As airlines profits increase, carriers have stopped giving away so many first class, business class, and premium economy seats, preferring to sell them, sometimes at discounted rates.
But while they have been creative in monetizing premium cabins, many carriers have avoided auctions, perhaps thinking travelers might be turned off by the process, or that they can earn more revenue in other ways.
That’s beginning to change, mostly outside of the United States, but also at Hawaiian Airlines, which recently announced it would work with a company called PlusGrade to manage auctions for unsold first class seats, and at Virgin America, which works with PlusGrade and another company called SeatBoost. Neither Hawaiian nor Virgin America offers as many free upgrades as American Airlines, Delta Air Lines, and United Airlines, so auctions allow them to profit from seats that might otherwise go empty.
“It’s not something that is earth-shattering and material to the financial results, but airlines remain a relatively low-margin business and this is an opportunity for us to enhance the revenue we generate from the cabin real estate we have, and an opportunity for our guests to customize the experience in a way they can find valuable,” Peter Ingram, Hawaiian’s chief commericial officer, said in an interview.
The technology Hawaiian and many international airlines use does not produce a true auction. Instead, airlines generally contact passengers three-to-10 days before departure, and ask them how much they would be willing to pay for a business class or premium economy seat. Later, the system accepts or rejects the bid depending on parameters set by the airline. It is an automated process, similar to what Priceline implemented years ago for hotels, and price fluctuates according to demand.
“The highest bids win,” said Jaime Fraser, a spokeswoman for Virgin Atlantic Airlines, a PlusGrade customer.
PlusGrade says more than 50 airlines use its technology, though many only make the technology on some flights. Its customers include Lufthansa, Qantas, Aeromexico, Air China, LATAM and Air Lingus. American Airlines tried the service in 2013, but dropped it after its merger with US Airways and does not plan to return, an airline spokeswoman said.
PlusGrade CEO Ken Harris said a “well run” program can account for roughly 0.5 percent to 0.8 percent of a carrier’s passenger-related revenue, though some airlines perform better. And while the bulk of his business comes from upgrades into premium economy and business class, they now offers airlines a program called “neighbor-free flights” that lets coach passengers bid to ensure they will have an empty seat next to them.
The rival service Seatboost is a traditional auction, and so far Virgin America is the company’s main client. Passengers download a mobile app, which they use to place bids starting 90 minutes before departure. Travelers track how much other passengers are willing to pay, and then can bid higher amounts before the app declares a winner. Virgin America is using the platform on flights from San Francisco to Las Vegas, Maui, and Honolulu, and flights from Las Vegas to San Francisco, Los Angeles, New York, and Dallas.
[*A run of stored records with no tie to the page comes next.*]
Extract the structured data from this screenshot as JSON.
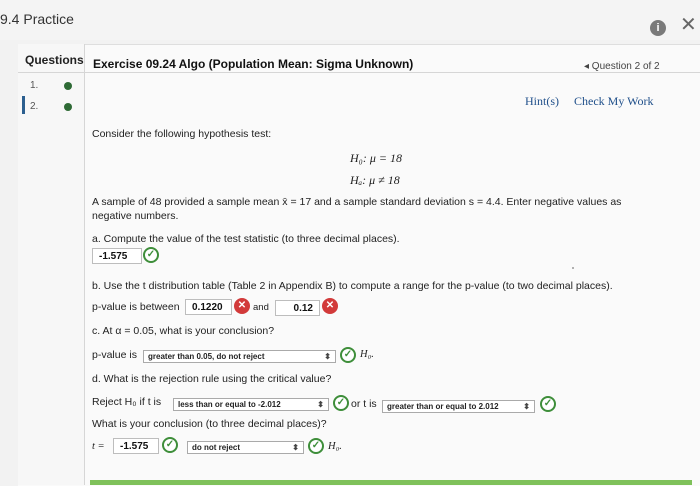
{
  "window": {
    "title": "9.4 Practice",
    "info_icon": "info-icon",
    "close_icon": "close-icon"
  },
  "sidebar": {
    "header": "Questions",
    "items": [
      {
        "label": "1.",
        "status": "complete"
      },
      {
        "label": "2.",
        "status": "complete",
        "selected": true
      }
    ]
  },
  "exercise": {
    "title": "Exercise 09.24 Algo (Population Mean: Sigma Unknown)",
    "question_nav": "◂ Question 2 of 2",
    "hint_label": "Hint(s)",
    "check_label": "Check My Work"
  },
  "problem": {
    "intro": "Consider the following hypothesis test:",
    "h0": "H₀: μ = 18",
    "ha": "Hₐ: μ ≠ 18",
    "sample_line1": "A sample of 48 provided a sample mean x̄ = 17 and a sample standard deviation s = 4.4. Enter negative values as",
    "sample_line2": "negative numbers.",
    "a_prompt": "a. Compute the value of the test statistic (to three decimal places).",
    "a_answer": "-1.575",
    "b_prompt": "b. Use the t distribution table (Table 2 in Appendix B) to compute a range for the p-value (to two decimal places).",
    "b_prefix": "p-value is between",
    "b_low": "0.1220",
    "b_and": "and",
    "b_high": "0.12",
    "c_prompt": "c. At α = 0.05, what is your conclusion?",
    "c_prefix": "p-value is",
    "c_select": "greater than 0.05, do not reject",
    "c_suffix": "H₀.",
    "d_prompt": "d. What is the rejection rule using the critical value?",
    "d_prefix": "Reject H₀ if t is",
    "d_select1": "less than or equal to -2.012",
    "d_or": "or t is",
    "d_select2": "greater than or equal to 2.012",
    "d_question": "What is your conclusion (to three decimal places)?",
    "d_t_label": "t =",
    "d_t_value": "-1.575",
    "d_select3": "do not reject",
    "d_suffix": "H₀."
  }
}
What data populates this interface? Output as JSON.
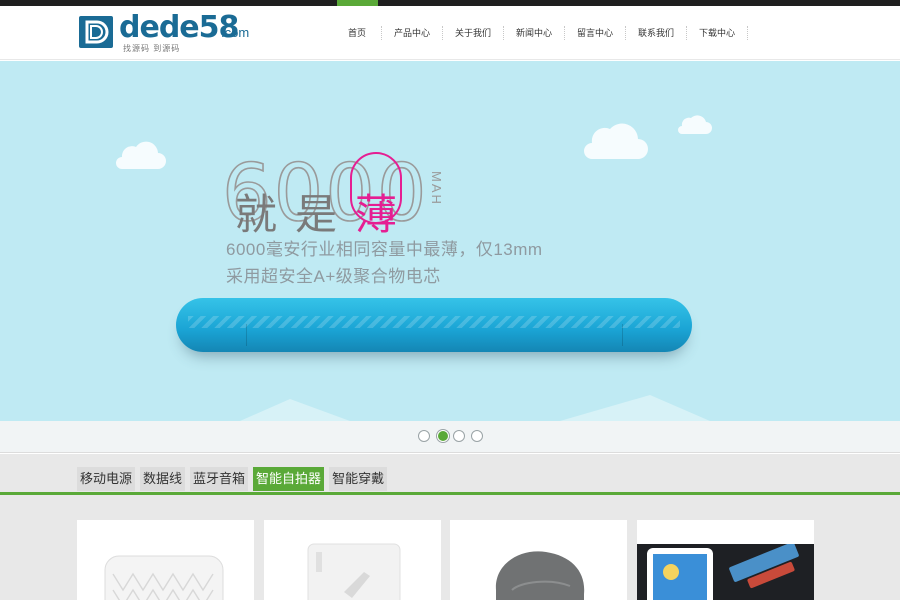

“We have seen it drive a significant number of upgrades to both First Class and Main Cabin Select, and anecdotally, we’ve seen that guests actually have fun with the bidding process,” Virgin America spokesman Dave Arnold said. He added that the airline has implemented the technology without diluting benefits for elite frequent fliers, who receive free, space-available upgrades to Main Cabin Select.
With auctions, airlines run at least two risks. First, if the airline usually offers frequent fliers free upgrades into unsold seats, as American does, the carrier might annoy customers by unloading last-minute seats at cheap prices. Second, airlines that reliably unload premium seats before departure may train passengers not to buy the seats in advance at full price.
But Hawaiian’s Ingram said he is not concerned. He said its program will appeal to more cost-sensitive travelers, who generally will not buy premium seats at booking.
“People who are interested in securing that first class seat in advance are likely to continue to buy to take the risk out of it,” he said. “We think this will provide more options, not cannibalize others.”
At Hawaiian, customers already have several opportunities to buy up before departure. But Ingram said auctions give Hawaiian one final chance to reach customers. While there is a fine line – an airline does not want to annoy a customer – Ingram said Hawaiian believes it has a better chance of selling ancillary products if it contacts the passenger multiple times.
“This provides another way to put the offer in front of someone in a different point in our interactions with us,” he said. “You want to have more touch points to make sure people didn’t just miss an offer that they would be interested in.”